Enabling local and indigenous communities in the Congo Basin to take over forest management has the potential to restore natural forests, conserve biodiversity, combat illegal logging, address climate change and secure sustainable livelihoods. By managing forests sustainably and inclusively, community forestry can help curb deforestation and reduce associated greenhouse gas emissions, as well as supporting sustainable resource management and development.
However, “community forestry management” is a contested concept. Governments in the region and donors tend to reduce community forestry to usage rights, resource exploitation focusing on timber extraction and the redistribution of revenues to communities often through the intervention of third parties. Such approaches ignore the recognition and protection of customary tenure and other community rights, making indigenous peoples and women particularly vulnerable to national policy changes and re-distribution of land (or large-scale land acquisitions by companies).

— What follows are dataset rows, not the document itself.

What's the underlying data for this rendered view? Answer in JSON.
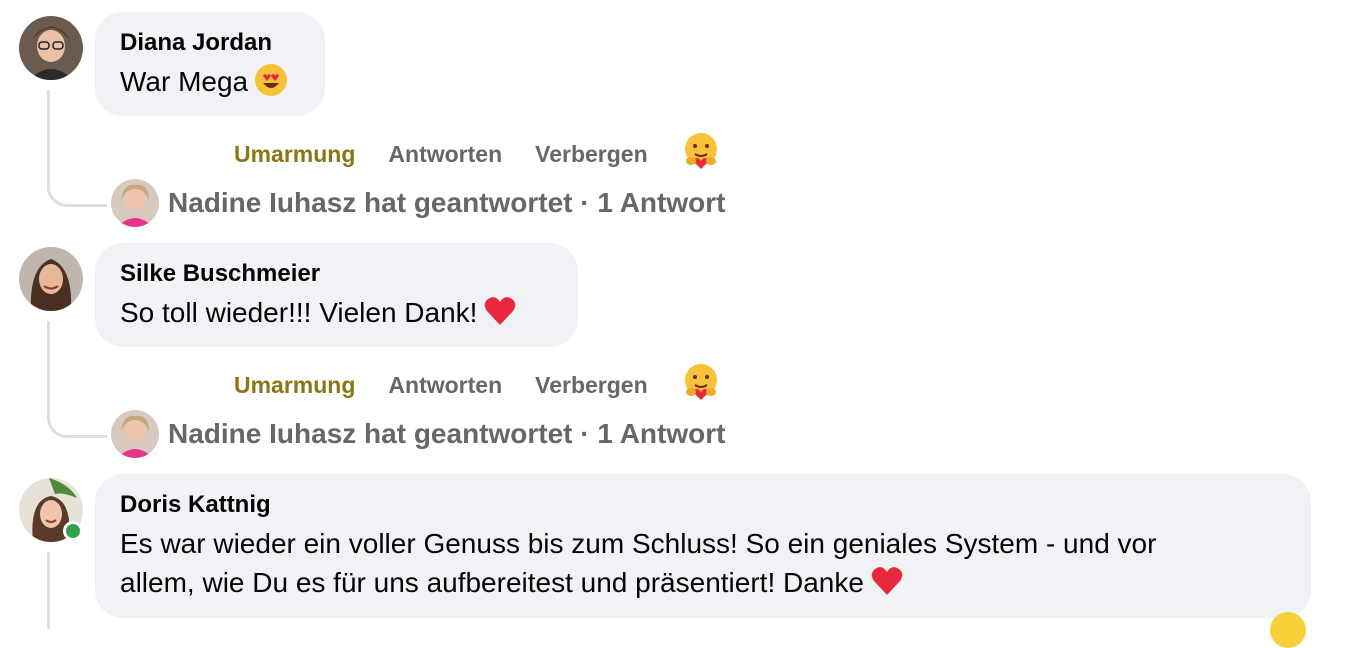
{
  "comments": [
    {
      "author": "Diana Jordan",
      "text": "War Mega",
      "emoji": "heart-eyes-icon",
      "actions": {
        "reaction": "Umarmung",
        "reply": "Antworten",
        "hide": "Verbergen"
      },
      "reply_summary": "Nadine Iuhasz hat geantwortet · 1 Antwort"
    },
    {
      "author": "Silke Buschmeier",
      "text": "So toll wieder!!! Vielen Dank!",
      "emoji": "red-heart-icon",
      "actions": {
        "reaction": "Umarmung",
        "reply": "Antworten",
        "hide": "Verbergen"
      },
      "reply_summary": "Nadine Iuhasz hat geantwortet · 1 Antwort"
    },
    {
      "author": "Doris Kattnig",
      "text_line1": "Es war wieder ein voller Genuss bis zum Schluss! So ein geniales System - und vor",
      "text_line2": "allem, wie Du es für uns aufbereitest und präsentiert! Danke",
      "emoji": "red-heart-icon"
    }
  ],
  "colors": {
    "bubble": "#f0f2f5",
    "action_text": "#65676b",
    "reacted": "#8a7615",
    "online": "#31a24c"
  }
}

Creating effective, equitable, sustainable and genuinely community-based management of resources requires an informed and participatory approach to addressing the legal, governance, capacity and financial constraints that communities face especially IPs and women. Secure communities, equipped with good evidence about their forest management options, can claim their rights and participate effectively in strengthening and sustaining their livelihoods, while protecting forests.
Fern Submission to the 2019 UN Climate Action Summit for CLARA